- **EXERCISE DESCRIPTION**
Each line of the listing that contains the word "this" is to be copied.

───── DATA SUPPLIED ─────

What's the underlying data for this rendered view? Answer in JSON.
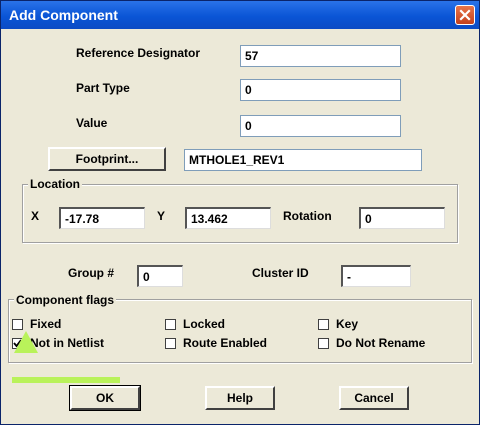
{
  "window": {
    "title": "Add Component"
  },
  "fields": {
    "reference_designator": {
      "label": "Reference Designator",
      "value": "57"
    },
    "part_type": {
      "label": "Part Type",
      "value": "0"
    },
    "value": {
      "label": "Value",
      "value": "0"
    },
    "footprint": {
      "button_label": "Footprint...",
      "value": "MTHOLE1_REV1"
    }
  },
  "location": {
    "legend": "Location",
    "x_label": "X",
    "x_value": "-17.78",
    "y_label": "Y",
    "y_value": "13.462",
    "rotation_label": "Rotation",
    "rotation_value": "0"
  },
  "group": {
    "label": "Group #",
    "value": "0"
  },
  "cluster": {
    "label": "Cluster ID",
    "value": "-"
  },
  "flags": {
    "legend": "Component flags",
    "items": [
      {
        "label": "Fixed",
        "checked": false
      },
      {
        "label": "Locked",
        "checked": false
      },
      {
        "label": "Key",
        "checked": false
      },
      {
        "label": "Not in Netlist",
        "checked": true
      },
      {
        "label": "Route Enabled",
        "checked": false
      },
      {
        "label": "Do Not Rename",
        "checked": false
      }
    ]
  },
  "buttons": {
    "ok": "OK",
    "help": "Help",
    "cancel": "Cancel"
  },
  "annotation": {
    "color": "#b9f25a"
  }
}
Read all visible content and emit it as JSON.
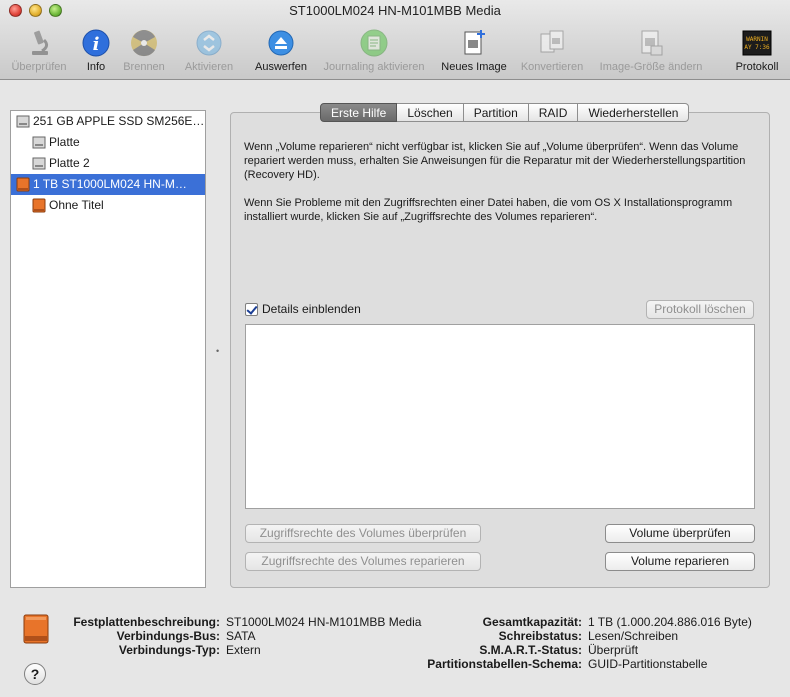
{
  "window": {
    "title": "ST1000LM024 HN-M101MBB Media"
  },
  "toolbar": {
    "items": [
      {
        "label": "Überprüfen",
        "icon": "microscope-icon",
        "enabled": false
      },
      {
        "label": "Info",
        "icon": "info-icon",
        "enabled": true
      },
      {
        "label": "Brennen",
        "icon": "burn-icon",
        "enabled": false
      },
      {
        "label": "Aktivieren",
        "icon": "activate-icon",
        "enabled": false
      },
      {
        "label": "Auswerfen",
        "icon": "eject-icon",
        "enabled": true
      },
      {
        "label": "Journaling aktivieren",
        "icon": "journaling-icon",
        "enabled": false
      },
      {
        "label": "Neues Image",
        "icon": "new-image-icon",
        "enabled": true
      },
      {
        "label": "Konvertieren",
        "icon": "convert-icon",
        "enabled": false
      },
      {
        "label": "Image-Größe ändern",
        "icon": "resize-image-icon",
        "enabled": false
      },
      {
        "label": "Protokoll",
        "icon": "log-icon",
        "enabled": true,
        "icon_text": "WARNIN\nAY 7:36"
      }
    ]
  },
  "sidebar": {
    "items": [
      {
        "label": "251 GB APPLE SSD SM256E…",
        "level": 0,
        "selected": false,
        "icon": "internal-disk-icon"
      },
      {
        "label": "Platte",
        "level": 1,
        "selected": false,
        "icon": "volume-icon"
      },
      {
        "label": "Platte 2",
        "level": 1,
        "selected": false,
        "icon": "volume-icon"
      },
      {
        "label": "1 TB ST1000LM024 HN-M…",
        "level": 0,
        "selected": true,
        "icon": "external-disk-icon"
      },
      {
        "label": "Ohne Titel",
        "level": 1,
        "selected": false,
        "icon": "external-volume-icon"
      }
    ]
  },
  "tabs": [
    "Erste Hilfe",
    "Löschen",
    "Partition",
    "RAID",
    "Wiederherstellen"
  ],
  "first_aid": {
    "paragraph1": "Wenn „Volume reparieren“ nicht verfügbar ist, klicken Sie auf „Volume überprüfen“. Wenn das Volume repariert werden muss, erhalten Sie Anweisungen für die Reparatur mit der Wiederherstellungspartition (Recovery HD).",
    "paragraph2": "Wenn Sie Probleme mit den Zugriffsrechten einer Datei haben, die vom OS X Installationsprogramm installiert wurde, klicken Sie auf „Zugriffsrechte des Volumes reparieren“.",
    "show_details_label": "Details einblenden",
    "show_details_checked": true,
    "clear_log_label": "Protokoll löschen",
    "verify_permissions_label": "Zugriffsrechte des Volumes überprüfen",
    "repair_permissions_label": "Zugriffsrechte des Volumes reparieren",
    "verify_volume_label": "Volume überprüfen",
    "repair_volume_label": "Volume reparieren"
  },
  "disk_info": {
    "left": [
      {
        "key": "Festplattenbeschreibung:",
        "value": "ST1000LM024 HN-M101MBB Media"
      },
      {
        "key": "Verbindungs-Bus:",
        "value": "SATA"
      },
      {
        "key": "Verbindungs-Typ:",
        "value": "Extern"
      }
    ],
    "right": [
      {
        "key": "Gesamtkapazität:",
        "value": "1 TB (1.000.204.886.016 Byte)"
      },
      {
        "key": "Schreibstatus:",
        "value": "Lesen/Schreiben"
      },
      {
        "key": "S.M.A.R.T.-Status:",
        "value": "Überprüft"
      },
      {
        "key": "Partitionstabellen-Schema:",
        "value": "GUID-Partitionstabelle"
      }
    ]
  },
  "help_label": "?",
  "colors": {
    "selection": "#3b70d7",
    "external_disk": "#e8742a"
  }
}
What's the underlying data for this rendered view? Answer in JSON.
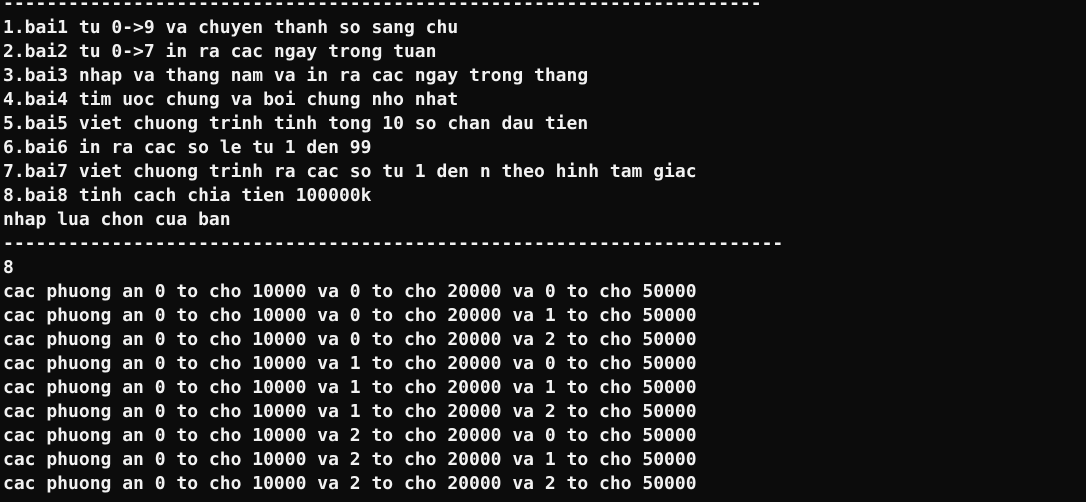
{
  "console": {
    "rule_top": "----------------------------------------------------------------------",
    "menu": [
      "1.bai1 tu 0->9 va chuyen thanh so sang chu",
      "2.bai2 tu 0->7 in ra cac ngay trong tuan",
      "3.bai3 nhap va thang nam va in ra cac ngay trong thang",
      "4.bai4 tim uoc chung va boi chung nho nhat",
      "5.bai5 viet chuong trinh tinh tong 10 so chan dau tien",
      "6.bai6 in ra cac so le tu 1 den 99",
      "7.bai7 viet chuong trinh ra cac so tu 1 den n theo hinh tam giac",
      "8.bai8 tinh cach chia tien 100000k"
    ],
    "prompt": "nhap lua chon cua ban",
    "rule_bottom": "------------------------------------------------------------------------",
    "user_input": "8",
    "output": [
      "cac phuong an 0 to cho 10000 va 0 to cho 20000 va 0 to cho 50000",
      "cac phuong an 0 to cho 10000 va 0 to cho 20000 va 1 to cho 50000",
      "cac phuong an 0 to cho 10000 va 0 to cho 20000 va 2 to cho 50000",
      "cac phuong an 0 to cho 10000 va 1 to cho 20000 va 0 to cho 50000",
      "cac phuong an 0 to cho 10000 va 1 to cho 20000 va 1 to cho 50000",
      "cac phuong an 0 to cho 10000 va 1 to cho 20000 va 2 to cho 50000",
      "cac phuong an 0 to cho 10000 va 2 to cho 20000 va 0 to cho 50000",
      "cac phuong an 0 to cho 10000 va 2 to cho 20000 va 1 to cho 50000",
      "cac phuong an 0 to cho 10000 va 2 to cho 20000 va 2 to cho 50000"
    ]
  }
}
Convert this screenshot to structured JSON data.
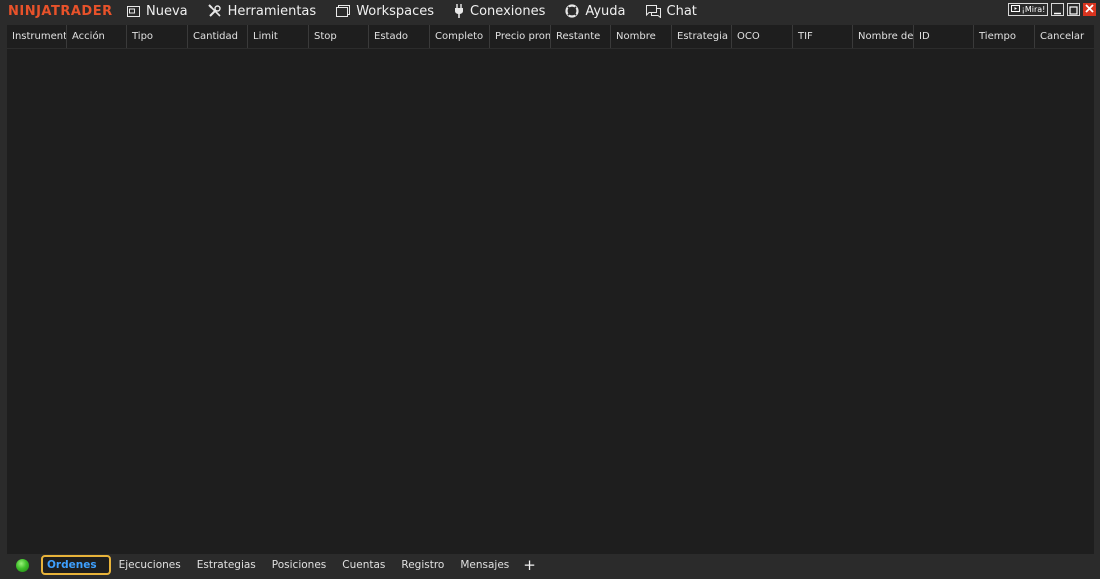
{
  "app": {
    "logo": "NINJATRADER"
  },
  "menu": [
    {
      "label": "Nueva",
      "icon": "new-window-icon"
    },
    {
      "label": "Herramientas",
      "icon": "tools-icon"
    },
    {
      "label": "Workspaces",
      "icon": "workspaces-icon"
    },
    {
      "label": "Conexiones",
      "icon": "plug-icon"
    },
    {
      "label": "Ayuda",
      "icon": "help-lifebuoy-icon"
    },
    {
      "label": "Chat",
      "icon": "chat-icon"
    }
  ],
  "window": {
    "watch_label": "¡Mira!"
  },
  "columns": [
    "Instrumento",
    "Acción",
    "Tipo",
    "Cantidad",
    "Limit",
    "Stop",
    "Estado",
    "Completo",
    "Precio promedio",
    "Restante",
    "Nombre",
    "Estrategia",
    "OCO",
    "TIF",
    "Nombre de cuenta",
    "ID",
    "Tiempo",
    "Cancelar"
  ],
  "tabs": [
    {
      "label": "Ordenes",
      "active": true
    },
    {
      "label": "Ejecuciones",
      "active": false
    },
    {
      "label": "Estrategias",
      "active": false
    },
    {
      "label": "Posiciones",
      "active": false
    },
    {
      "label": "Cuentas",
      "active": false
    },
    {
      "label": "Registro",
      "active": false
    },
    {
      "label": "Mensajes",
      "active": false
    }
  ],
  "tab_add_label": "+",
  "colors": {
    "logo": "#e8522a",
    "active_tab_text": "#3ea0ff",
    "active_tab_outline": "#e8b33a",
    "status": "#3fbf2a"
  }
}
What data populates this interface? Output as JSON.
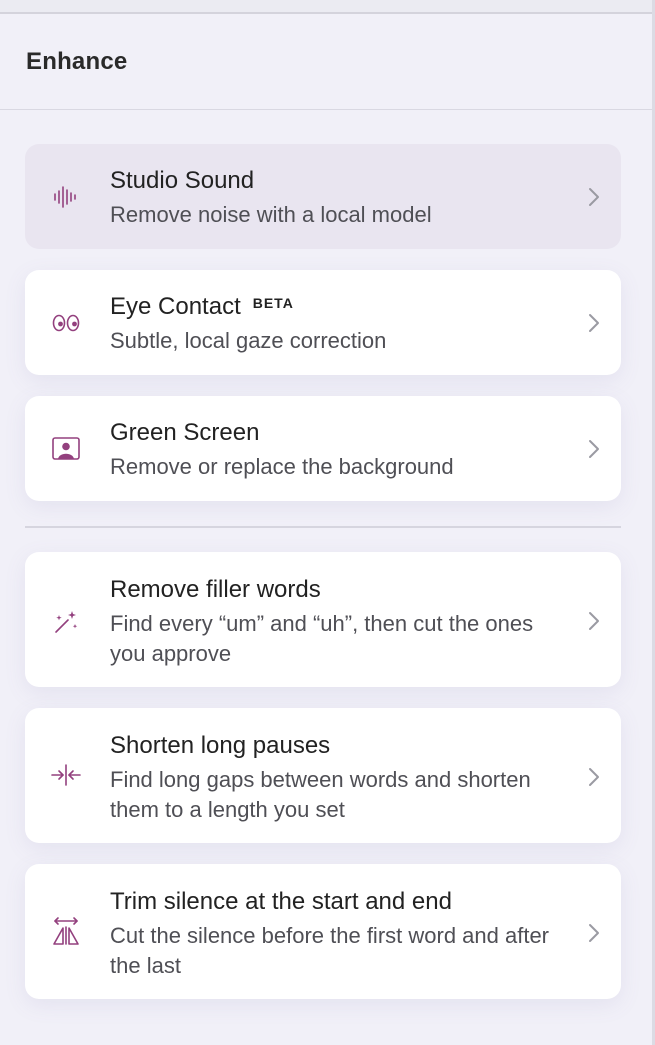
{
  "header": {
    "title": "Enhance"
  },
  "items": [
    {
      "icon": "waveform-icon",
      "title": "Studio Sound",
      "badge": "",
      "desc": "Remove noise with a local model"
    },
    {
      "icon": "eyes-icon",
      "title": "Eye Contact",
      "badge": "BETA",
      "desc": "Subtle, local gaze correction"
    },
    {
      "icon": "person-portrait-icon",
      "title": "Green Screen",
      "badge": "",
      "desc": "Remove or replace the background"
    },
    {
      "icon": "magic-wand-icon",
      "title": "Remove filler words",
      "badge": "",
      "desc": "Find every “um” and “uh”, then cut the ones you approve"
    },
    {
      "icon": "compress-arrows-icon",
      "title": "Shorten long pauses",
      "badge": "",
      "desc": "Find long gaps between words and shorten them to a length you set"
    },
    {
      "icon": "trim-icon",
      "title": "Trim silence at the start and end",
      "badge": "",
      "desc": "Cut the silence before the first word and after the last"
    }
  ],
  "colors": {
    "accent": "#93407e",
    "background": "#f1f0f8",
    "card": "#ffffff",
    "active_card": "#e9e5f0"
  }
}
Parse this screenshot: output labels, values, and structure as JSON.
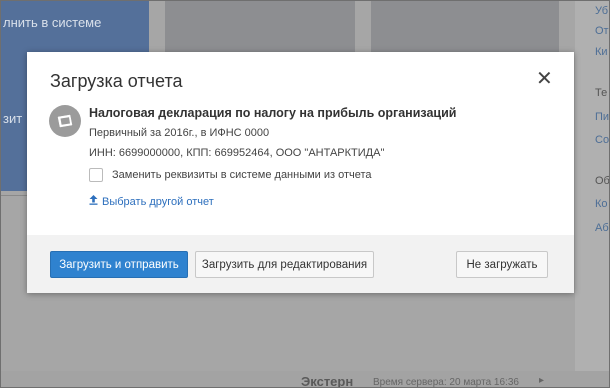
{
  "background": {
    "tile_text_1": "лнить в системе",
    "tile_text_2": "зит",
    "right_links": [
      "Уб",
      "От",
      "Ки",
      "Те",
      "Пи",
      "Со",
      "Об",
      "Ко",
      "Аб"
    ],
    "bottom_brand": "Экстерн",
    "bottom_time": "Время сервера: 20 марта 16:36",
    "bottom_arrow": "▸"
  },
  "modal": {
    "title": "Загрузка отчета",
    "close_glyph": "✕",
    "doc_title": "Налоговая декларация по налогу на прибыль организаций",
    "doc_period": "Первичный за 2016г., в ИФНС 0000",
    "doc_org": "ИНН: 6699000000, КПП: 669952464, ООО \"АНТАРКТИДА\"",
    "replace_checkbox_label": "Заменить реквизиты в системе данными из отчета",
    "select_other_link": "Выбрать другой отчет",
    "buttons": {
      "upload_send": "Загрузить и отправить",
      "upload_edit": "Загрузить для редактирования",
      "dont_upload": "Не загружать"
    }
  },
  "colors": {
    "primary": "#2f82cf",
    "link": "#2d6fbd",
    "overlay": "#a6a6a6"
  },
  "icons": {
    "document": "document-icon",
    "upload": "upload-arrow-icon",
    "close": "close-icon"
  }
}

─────

- **RESPONSE AREA**
What's the underlying data for this rendered view? Answer in JSON.
What's the underlying data for this rendered view? Answer in JSON.
Convert this screenshot to structured JSON data.
What data populates this interface? Output as JSON.
Parse this screenshot: output labels, values, and structure as JSON.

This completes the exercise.